The Taiwan-Haiti Relationship
In 2018, the Dominican Republic split with Taiwan after a 70-year relationship. Since then, Haiti has watched as its island-mate was rewarded with a litany of new cooperation agreements related to agriculture, tourism, and more. Taiwan promptly responded with a $150 million loan package for Haiti’s infrastructure and Tsai has since visited to affirm Taiwan’s commitments.
So far Haiti has had a rare bout of good news and there are less than 100 COVID-19 cases nationwide. But rampant poverty and a woefully unprepared health system require immediate international aid. In March, Haiti’s Health Ministry estimated they would need between $30 to 35 million to respond to COVID-19 and in a worst case scenario, the country could face 432,000 hospitalizations. Last month, the French Hospital of Haiti closed its doors after 100 years, citing a lack of equipment or medical gear to contain a highly contagious illness. Furthermore, according to some sources, the country has less than 60 ventilators nationwide for a population of 11 million.

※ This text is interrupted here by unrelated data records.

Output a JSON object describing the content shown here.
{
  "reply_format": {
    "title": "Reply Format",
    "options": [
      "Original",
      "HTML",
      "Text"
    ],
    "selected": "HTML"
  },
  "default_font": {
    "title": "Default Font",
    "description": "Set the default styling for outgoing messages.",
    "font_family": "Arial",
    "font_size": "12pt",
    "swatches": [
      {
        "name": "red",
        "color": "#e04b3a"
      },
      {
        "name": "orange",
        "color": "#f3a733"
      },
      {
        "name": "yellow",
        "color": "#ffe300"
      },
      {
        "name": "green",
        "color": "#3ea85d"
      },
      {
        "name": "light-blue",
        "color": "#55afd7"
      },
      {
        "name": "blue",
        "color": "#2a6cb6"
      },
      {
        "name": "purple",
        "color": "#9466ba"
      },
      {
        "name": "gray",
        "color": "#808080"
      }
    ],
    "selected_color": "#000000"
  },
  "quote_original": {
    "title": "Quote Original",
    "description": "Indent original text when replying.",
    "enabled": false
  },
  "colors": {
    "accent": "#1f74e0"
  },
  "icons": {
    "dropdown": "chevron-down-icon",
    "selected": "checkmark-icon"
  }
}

With international organizations like WHO stretched thin, Taiwan has looked to fill the gaps in Haiti’s preparation. On April 17, Haitian President Jovenel Moïse visited Taiwan’s embassy to discuss strengthening relations in response to COVID-19. Taiwan responded by dispatching 1,000 tons of rice, seven thermal cameras, new ambulances, and over 280,000 face masks. Beyond just material aid, Taiwan has offered its advice; helping set up widespread sanitation and disinfectant campaigns in Haiti’s most densely populated areas while offering videoconferencing lessons from its best hospitals and doctors.

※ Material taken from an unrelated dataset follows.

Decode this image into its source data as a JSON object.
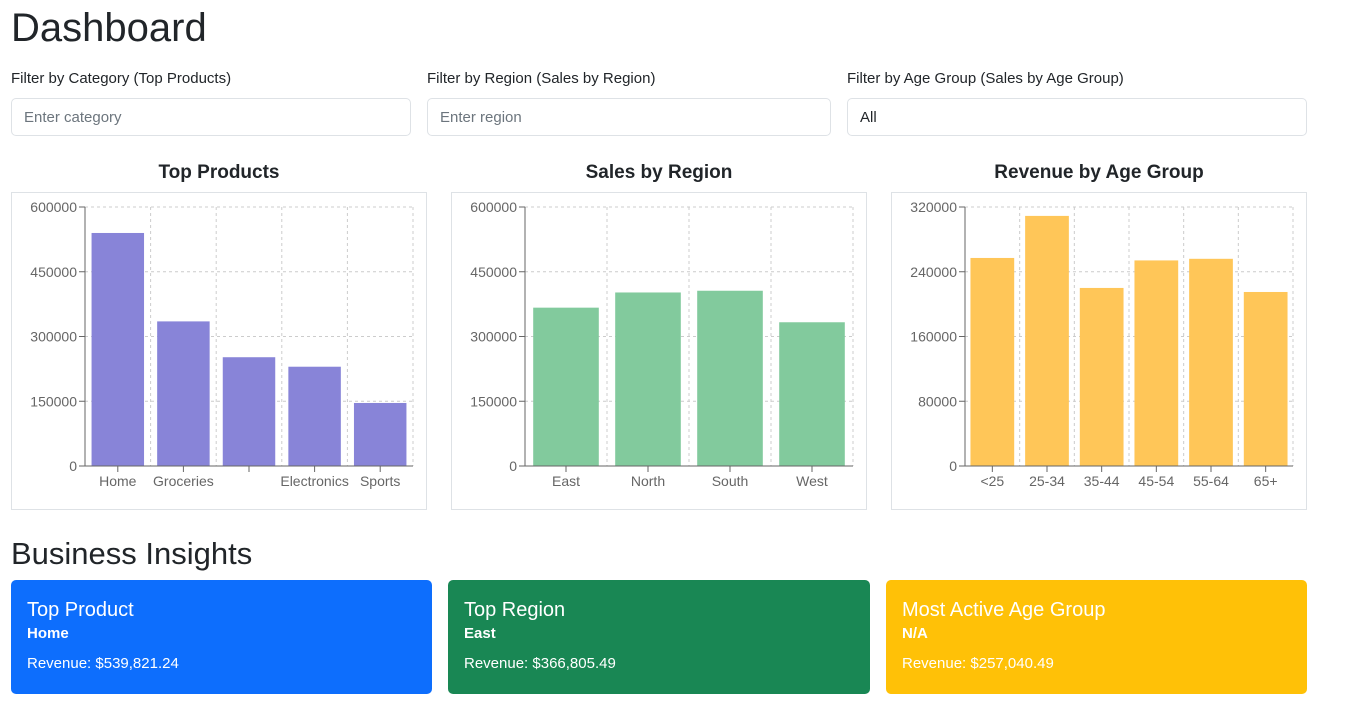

Moïse’s political viability in Haiti is insecure and the Taiwan-China issue has become a political football for many of Taiwan’s remaining allies. Beijing could counter Taiwan being granted WHO observer status by offering Haiti a lucrative infrastructure package, putting Moïse in an increasingly difficult position at home. However, Taiwan’s ability to shine on a global stage and help on-the-fence allies will be critical to keep its democracy and sovereignty strong.
Jared Ward, Ph.D., is a lecturer in the history department at the University of Akron in Ohio.